After the Civil War, the army rapidly demobilized to its old provincial form. Despite several crises and a movement within the army for significant reform, even war with Spain was not enough to win the needed reforms. Instead, "reform" was simply a series of stopgap measures and temporary statutes.

The provincial style

The American provincial style involved a militia system, in which state militias were first to respond. The national army ("regulars") was really only to be used to guard the frontier and patrol for Indians. But militias weren't disciplined, professional organizations. It wasn't even always clear with clubs were actually militias and which were just social societies. And militia officers were merely political appointees.

The desired reforms

Meanwhile, the Prussian advances in military centralization and organization had been widely duplicated around Europe. As early as 1877, American army officers and scholars were studying these reforms and proposing significant changes to the US system. They argued that America's role in an increasingly global economy required a military capable of protecting interests around the world. Peace should be a time to prepare for war. Otherwise, the beginning of war would be marked by long inefficiencies and delays in mobilizing.

Reforms: They wanted control over staff/supplies (controlled by Department of War bureaucrats/appointees) to be held by the same people who controlled action at the line (a Central Commander who reported to the Sec of War). They wanted an expandible army, with a strong, regularly trained backbone of several dozen thousand men. This backbone would have regional battalions that would recruit and train additional soldiers when needed. They wanted to improve Westpoint, making it a better training school. They wanted specialized graduate training programs for specific military skills. They wanted merit-based promotion.

Though it was clear that there would be significant resistance to these reforms, those in favor formed a society and a journal, which helped the army supporters to consolidate around a common set of reform goals over time.

Resistance to reform

  • Militias: Formed that National Guard Association. Any advance by the army would hurt the militia's status. Wanted legislation designating it as the first-responder. But the state militias couldn't agree on what they wanted. Northeastern militias wanted standardization, some merit-based reforms, and expansion, while Southern militias disagreed.
  • Governers: Valued militias as plum ways of giving out patronage.
  • Democrats: Valued small government and states' rights, so didn't want a national army
  • Dept of War staff: Didn't want to have their duties swallowed up by the officers.

Impetus for Reform
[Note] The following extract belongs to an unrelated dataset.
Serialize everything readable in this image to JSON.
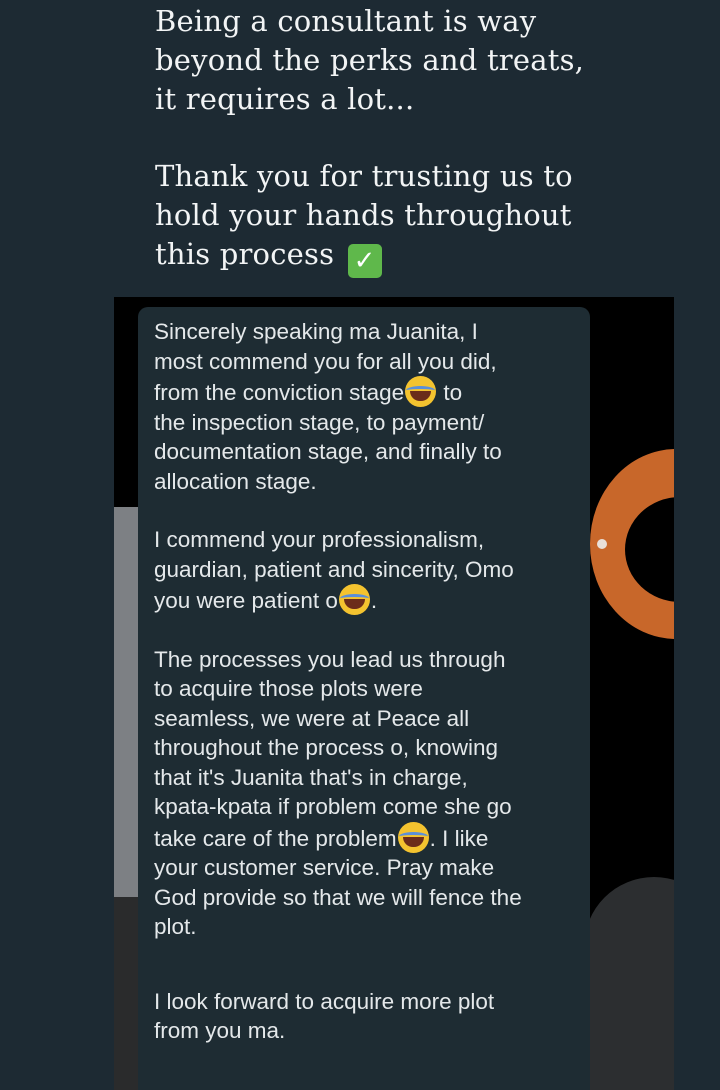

  • Railroad strikes in 1870s were major and violent. State militias proved incapable of containing them. Some militias even fraternized with strikers. Army came in and handled it well, despite some difficulties, winning public approval but still not winning support for its desired reforms.
  • Spanish-American war: Won easily, but faced considerable problems. It was unclear whether existing structures were capable of fighting such a war. Unclear whether militias could be sent overseas. The army managed to do its job, but only with temporary legislation allowing some structural and funding improvements. But the needs of managing new colonial possessions suddenly made the importance of army reforms blatantly obvious.


Chapter 7: Reconstituting the Army

Reform eventually happened (see ch 4), but it happened in a context in which many interest groups had a say in the process. Thus, although the army became a much stronger institution, there were several horizontal connections from parts of the War department to Congress, creating confusing hierarchies and many opportunities for interests groups to influence future control. Nationalization meant development of several "semiindependent and competing power centers at the national level rather than the establishment of a national center of power" (p 247).

Thus, improving national administrative capacities had a double outcome. On one hand, the American state became more capable of action; on the other, there was a new set of operational constraints.